*** Block opens ***
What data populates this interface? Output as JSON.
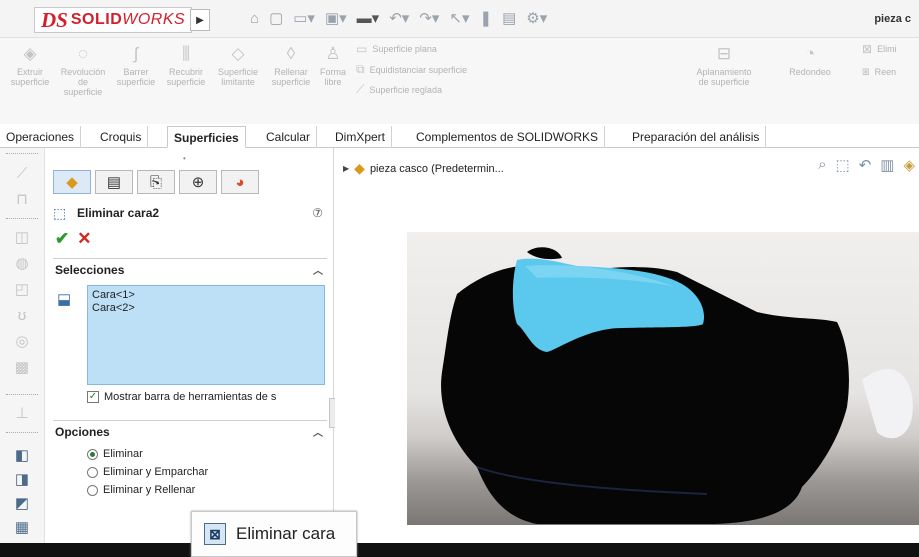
{
  "app": {
    "logo_prefix": "DS",
    "logo_name_bold": "SOLID",
    "logo_name_italic": "WORKS",
    "document_title": "pieza c"
  },
  "ribbon": {
    "buttons": [
      {
        "line1": "Extruir",
        "line2": "superficie",
        "line3": "",
        "icon": "extrude-surface-icon"
      },
      {
        "line1": "Revolución",
        "line2": "de",
        "line3": "superficie",
        "icon": "revolve-surface-icon"
      },
      {
        "line1": "Barrer",
        "line2": "superficie",
        "line3": "",
        "icon": "sweep-surface-icon"
      },
      {
        "line1": "Recubrir",
        "line2": "superficie",
        "line3": "",
        "icon": "loft-surface-icon"
      },
      {
        "line1": "Superficie",
        "line2": "limitante",
        "line3": "",
        "icon": "boundary-surface-icon"
      },
      {
        "line1": "Rellenar",
        "line2": "superficie",
        "line3": "",
        "icon": "fill-surface-icon"
      },
      {
        "line1": "Forma",
        "line2": "libre",
        "line3": "",
        "icon": "freeform-icon"
      }
    ],
    "rows": [
      {
        "label": "Superficie plana",
        "icon": "planar-surface-icon"
      },
      {
        "label": "Equidistanciar superficie",
        "icon": "offset-surface-icon"
      },
      {
        "label": "Superficie reglada",
        "icon": "ruled-surface-icon"
      }
    ],
    "right_buttons": [
      {
        "line1": "Aplanamiento",
        "line2": "de superficie",
        "icon": "flatten-surface-icon"
      },
      {
        "line1": "Redondeo",
        "line2": "",
        "icon": "fillet-icon"
      }
    ],
    "far_right": [
      {
        "label": "Elimi",
        "icon": "delete-face-icon"
      },
      {
        "label": "Reen",
        "icon": "replace-face-icon"
      }
    ]
  },
  "tabs": [
    {
      "label": "Operaciones",
      "active": false
    },
    {
      "label": "Croquis",
      "active": false
    },
    {
      "label": "Superficies",
      "active": true
    },
    {
      "label": "Calcular",
      "active": false
    },
    {
      "label": "DimXpert",
      "active": false
    },
    {
      "label": "Complementos de SOLIDWORKS",
      "active": false
    },
    {
      "label": "Preparación del análisis",
      "active": false
    }
  ],
  "property_manager": {
    "title": "Eliminar cara2",
    "help": "?",
    "selections_header": "Selecciones",
    "selections": [
      "Cara<1>",
      "Cara<2>"
    ],
    "show_toolbar_label": "Mostrar barra de herramientas de s",
    "show_toolbar_checked": true,
    "options_header": "Opciones",
    "options": [
      {
        "label": "Eliminar",
        "selected": true
      },
      {
        "label": "Eliminar y Emparchar",
        "selected": false
      },
      {
        "label": "Eliminar y Rellenar",
        "selected": false
      }
    ]
  },
  "feature_tree": {
    "root_label": "pieza casco  (Predetermin..."
  },
  "command_tooltip": {
    "label": "Eliminar cara"
  },
  "colors": {
    "accent": "#d21f2b",
    "selection_fill": "#bde0f6",
    "model_face_blue": "#5bc8ee",
    "model_body": "#050505"
  }
}
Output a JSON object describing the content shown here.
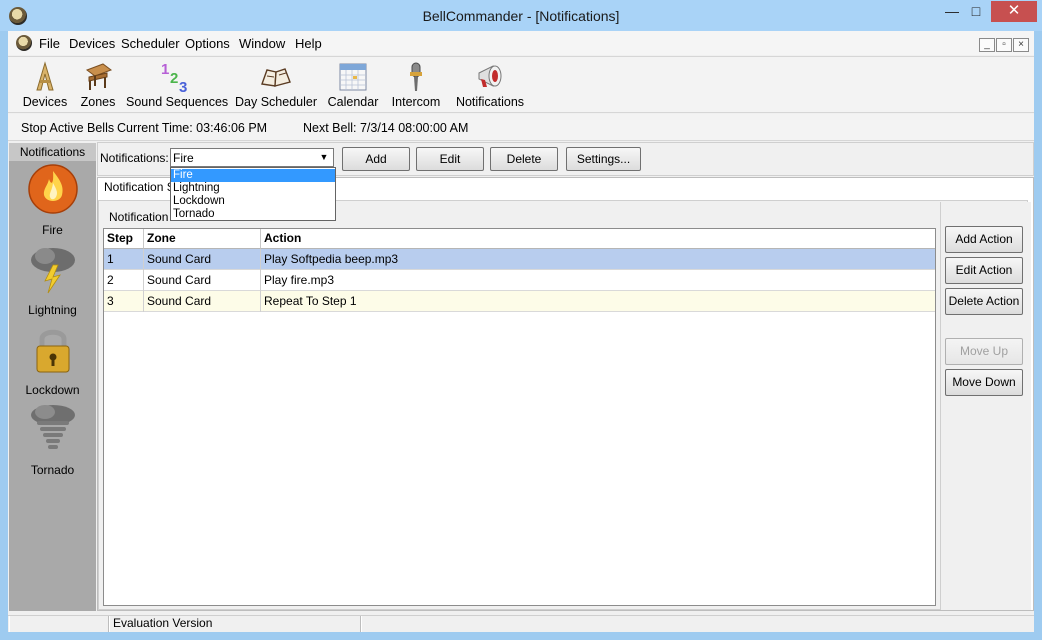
{
  "window": {
    "title": "BellCommander - [Notifications]",
    "caption_buttons": {
      "minimize": "—",
      "maximize": "□",
      "close": "✕"
    }
  },
  "menu": {
    "items": [
      "File",
      "Devices",
      "Scheduler",
      "Options",
      "Window",
      "Help"
    ],
    "mdi_buttons": [
      "_",
      "▫",
      "×"
    ]
  },
  "toolbar": {
    "buttons": [
      {
        "label": "Devices",
        "icon": "devices-icon"
      },
      {
        "label": "Zones",
        "icon": "zones-icon"
      },
      {
        "label": "Sound Sequences",
        "icon": "sound-sequences-icon"
      },
      {
        "label": "Day Scheduler",
        "icon": "day-scheduler-icon"
      },
      {
        "label": "Calendar",
        "icon": "calendar-icon"
      },
      {
        "label": "Intercom",
        "icon": "intercom-icon"
      },
      {
        "label": "Notifications",
        "icon": "notifications-icon"
      }
    ]
  },
  "status_row": {
    "stop_bells": "Stop Active Bells",
    "current_time": "Current Time: 03:46:06 PM",
    "next_bell": "Next Bell: 7/3/14 08:00:00 AM"
  },
  "side_panel": {
    "header": "Notifications",
    "items": [
      {
        "label": "Fire",
        "icon": "fire-icon"
      },
      {
        "label": "Lightning",
        "icon": "lightning-icon"
      },
      {
        "label": "Lockdown",
        "icon": "lock-icon"
      },
      {
        "label": "Tornado",
        "icon": "tornado-icon"
      }
    ]
  },
  "notification_bar": {
    "label": "Notifications:",
    "selected": "Fire",
    "options": [
      "Fire",
      "Lightning",
      "Lockdown",
      "Tornado"
    ],
    "buttons": {
      "add": "Add",
      "edit": "Edit",
      "delete": "Delete",
      "settings": "Settings..."
    }
  },
  "tabs": {
    "outer": "Notification S",
    "inner": "Notification S"
  },
  "grid": {
    "columns": [
      "Step",
      "Zone",
      "Action"
    ],
    "rows": [
      [
        "1",
        "Sound Card",
        "Play Softpedia beep.mp3"
      ],
      [
        "2",
        "Sound Card",
        "Play fire.mp3"
      ],
      [
        "3",
        "Sound Card",
        "Repeat To Step 1"
      ]
    ]
  },
  "actions": {
    "add_action": "Add Action",
    "edit_action": "Edit Action",
    "delete_action": "Delete Action",
    "move_up": "Move Up",
    "move_down": "Move Down"
  },
  "statusbar": {
    "text": "Evaluation Version"
  },
  "colors": {
    "titlebar": "#a9d3f7",
    "close_button": "#c75050",
    "selected_row": "#b8cdee",
    "highlight_row": "#fdfce8",
    "dropdown_selection": "#3399ff",
    "side_panel": "#a9a9a9"
  }
}
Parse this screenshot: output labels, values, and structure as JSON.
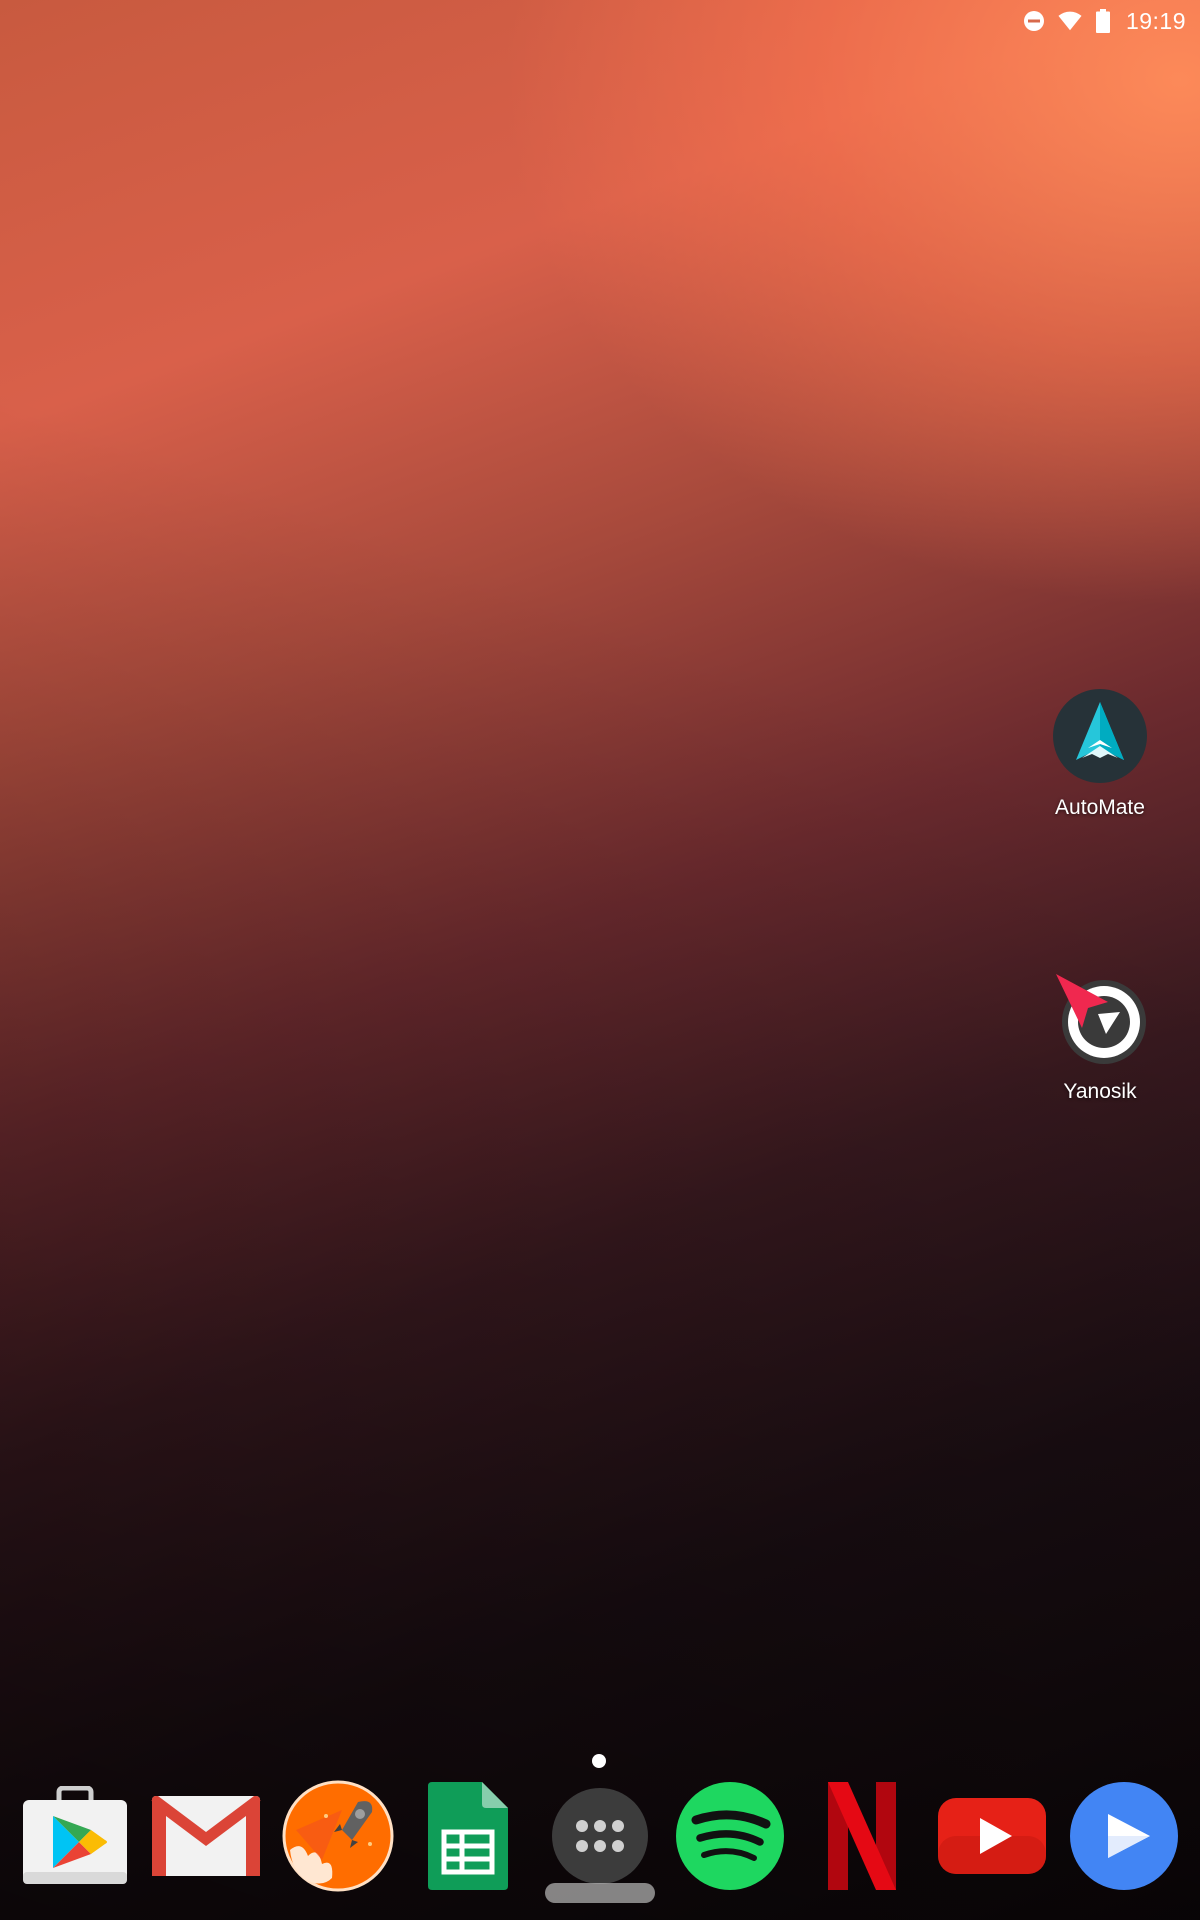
{
  "status_bar": {
    "time": "19:19",
    "icons": [
      "do-not-disturb-icon",
      "wifi-icon",
      "battery-icon"
    ]
  },
  "desktop": {
    "apps": [
      {
        "name": "automate",
        "label": "AutoMate",
        "icon": "automate-icon"
      },
      {
        "name": "yanosik",
        "label": "Yanosik",
        "icon": "yanosik-icon"
      }
    ]
  },
  "page_indicator": {
    "current_page": 1,
    "total_pages": 1
  },
  "dock": {
    "apps": [
      {
        "name": "play-store",
        "icon": "play-store-icon"
      },
      {
        "name": "gmail",
        "icon": "gmail-icon"
      },
      {
        "name": "rocket-launcher",
        "icon": "rocket-icon"
      },
      {
        "name": "google-sheets",
        "icon": "sheets-icon"
      },
      {
        "name": "app-drawer",
        "icon": "app-drawer-icon"
      },
      {
        "name": "spotify",
        "icon": "spotify-icon"
      },
      {
        "name": "netflix",
        "icon": "netflix-icon"
      },
      {
        "name": "youtube",
        "icon": "youtube-icon"
      },
      {
        "name": "play-movies",
        "icon": "play-movies-icon"
      }
    ]
  },
  "colors": {
    "wallpaper_top": "#f57a55",
    "wallpaper_bottom": "#0d0709",
    "text": "#ffffff"
  }
}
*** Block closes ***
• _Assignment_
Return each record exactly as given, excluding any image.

• _Answer to this task_
What data populates this interface? Output as JSON.
{
  "app": {
    "logo_prefix": "DS",
    "logo_name_bold": "SOLID",
    "logo_name_italic": "WORKS",
    "document_title": "pieza c"
  },
  "ribbon": {
    "buttons": [
      {
        "line1": "Extruir",
        "line2": "superficie",
        "line3": "",
        "icon": "extrude-surface-icon"
      },
      {
        "line1": "Revolución",
        "line2": "de",
        "line3": "superficie",
        "icon": "revolve-surface-icon"
      },
      {
        "line1": "Barrer",
        "line2": "superficie",
        "line3": "",
        "icon": "sweep-surface-icon"
      },
      {
        "line1": "Recubrir",
        "line2": "superficie",
        "line3": "",
        "icon": "loft-surface-icon"
      },
      {
        "line1": "Superficie",
        "line2": "limitante",
        "line3": "",
        "icon": "boundary-surface-icon"
      },
      {
        "line1": "Rellenar",
        "line2": "superficie",
        "line3": "",
        "icon": "fill-surface-icon"
      },
      {
        "line1": "Forma",
        "line2": "libre",
        "line3": "",
        "icon": "freeform-icon"
      }
    ],
    "rows": [
      {
        "label": "Superficie plana",
        "icon": "planar-surface-icon"
      },
      {
        "label": "Equidistanciar superficie",
        "icon": "offset-surface-icon"
      },
      {
        "label": "Superficie reglada",
        "icon": "ruled-surface-icon"
      }
    ],
    "right_buttons": [
      {
        "line1": "Aplanamiento",
        "line2": "de superficie",
        "icon": "flatten-surface-icon"
      },
      {
        "line1": "Redondeo",
        "line2": "",
        "icon": "fillet-icon"
      }
    ],
    "far_right": [
      {
        "label": "Elimi",
        "icon": "delete-face-icon"
      },
      {
        "label": "Reen",
        "icon": "replace-face-icon"
      }
    ]
  },
  "tabs": [
    {
      "label": "Operaciones",
      "active": false
    },
    {
      "label": "Croquis",
      "active": false
    },
    {
      "label": "Superficies",
      "active": true
    },
    {
      "label": "Calcular",
      "active": false
    },
    {
      "label": "DimXpert",
      "active": false
    },
    {
      "label": "Complementos de SOLIDWORKS",
      "active": false
    },
    {
      "label": "Preparación del análisis",
      "active": false
    }
  ],
  "property_manager": {
    "title": "Eliminar cara2",
    "help": "?",
    "selections_header": "Selecciones",
    "selections": [
      "Cara<1>",
      "Cara<2>"
    ],
    "show_toolbar_label": "Mostrar barra de herramientas de s",
    "show_toolbar_checked": true,
    "options_header": "Opciones",
    "options": [
      {
        "label": "Eliminar",
        "selected": true
      },
      {
        "label": "Eliminar y Emparchar",
        "selected": false
      },
      {
        "label": "Eliminar y Rellenar",
        "selected": false
      }
    ]
  },
  "feature_tree": {
    "root_label": "pieza casco  (Predetermin..."
  },
  "command_tooltip": {
    "label": "Eliminar cara"
  },
  "colors": {
    "accent": "#d21f2b",
    "selection_fill": "#bde0f6",
    "model_face_blue": "#5bc8ee",
    "model_body": "#050505"
  }
}
Output a JSON object describing the content shown here.
{
  "window": {
    "title": "BellCommander - [Notifications]",
    "caption_buttons": {
      "minimize": "—",
      "maximize": "□",
      "close": "✕"
    }
  },
  "menu": {
    "items": [
      "File",
      "Devices",
      "Scheduler",
      "Options",
      "Window",
      "Help"
    ],
    "mdi_buttons": [
      "_",
      "▫",
      "×"
    ]
  },
  "toolbar": {
    "buttons": [
      {
        "label": "Devices",
        "icon": "devices-icon"
      },
      {
        "label": "Zones",
        "icon": "zones-icon"
      },
      {
        "label": "Sound Sequences",
        "icon": "sound-sequences-icon"
      },
      {
        "label": "Day Scheduler",
        "icon": "day-scheduler-icon"
      },
      {
        "label": "Calendar",
        "icon": "calendar-icon"
      },
      {
        "label": "Intercom",
        "icon": "intercom-icon"
      },
      {
        "label": "Notifications",
        "icon": "notifications-icon"
      }
    ]
  },
  "status_row": {
    "stop_bells": "Stop Active Bells",
    "current_time": "Current Time: 03:46:06 PM",
    "next_bell": "Next Bell: 7/3/14 08:00:00 AM"
  },
  "side_panel": {
    "header": "Notifications",
    "items": [
      {
        "label": "Fire",
        "icon": "fire-icon"
      },
      {
        "label": "Lightning",
        "icon": "lightning-icon"
      },
      {
        "label": "Lockdown",
        "icon": "lock-icon"
      },
      {
        "label": "Tornado",
        "icon": "tornado-icon"
      }
    ]
  },
  "notification_bar": {
    "label": "Notifications:",
    "selected": "Fire",
    "options": [
      "Fire",
      "Lightning",
      "Lockdown",
      "Tornado"
    ],
    "buttons": {
      "add": "Add",
      "edit": "Edit",
      "delete": "Delete",
      "settings": "Settings..."
    }
  },
  "tabs": {
    "outer": "Notification S",
    "inner": "Notification S"
  },
  "grid": {
    "columns": [
      "Step",
      "Zone",
      "Action"
    ],
    "rows": [
      [
        "1",
        "Sound Card",
        "Play Softpedia beep.mp3"
      ],
      [
        "2",
        "Sound Card",
        "Play fire.mp3"
      ],
      [
        "3",
        "Sound Card",
        "Repeat To Step 1"
      ]
    ]
  },
  "actions": {
    "add_action": "Add Action",
    "edit_action": "Edit Action",
    "delete_action": "Delete Action",
    "move_up": "Move Up",
    "move_down": "Move Down"
  },
  "statusbar": {
    "text": "Evaluation Version"
  },
  "colors": {
    "titlebar": "#a9d3f7",
    "close_button": "#c75050",
    "selected_row": "#b8cdee",
    "highlight_row": "#fdfce8",
    "dropdown_selection": "#3399ff",
    "side_panel": "#a9a9a9"
  }
}
Parse this screenshot: output labels, values, and structure as JSON.
{
  "status_bar": {
    "time": "19:19",
    "icons": [
      "do-not-disturb-icon",
      "wifi-icon",
      "battery-icon"
    ]
  },
  "desktop": {
    "apps": [
      {
        "name": "automate",
        "label": "AutoMate",
        "icon": "automate-icon"
      },
      {
        "name": "yanosik",
        "label": "Yanosik",
        "icon": "yanosik-icon"
      }
    ]
  },
  "page_indicator": {
    "current_page": 1,
    "total_pages": 1
  },
  "dock": {
    "apps": [
      {
        "name": "play-store",
        "icon": "play-store-icon"
      },
      {
        "name": "gmail",
        "icon": "gmail-icon"
      },
      {
        "name": "rocket-launcher",
        "icon": "rocket-icon"
      },
      {
        "name": "google-sheets",
        "icon": "sheets-icon"
      },
      {
        "name": "app-drawer",
        "icon": "app-drawer-icon"
      },
      {
        "name": "spotify",
        "icon": "spotify-icon"
      },
      {
        "name": "netflix",
        "icon": "netflix-icon"
      },
      {
        "name": "youtube",
        "icon": "youtube-icon"
      },
      {
        "name": "play-movies",
        "icon": "play-movies-icon"
      }
    ]
  },
  "colors": {
    "wallpaper_top": "#f57a55",
    "wallpaper_bottom": "#0d0709",
    "text": "#ffffff"
  }
}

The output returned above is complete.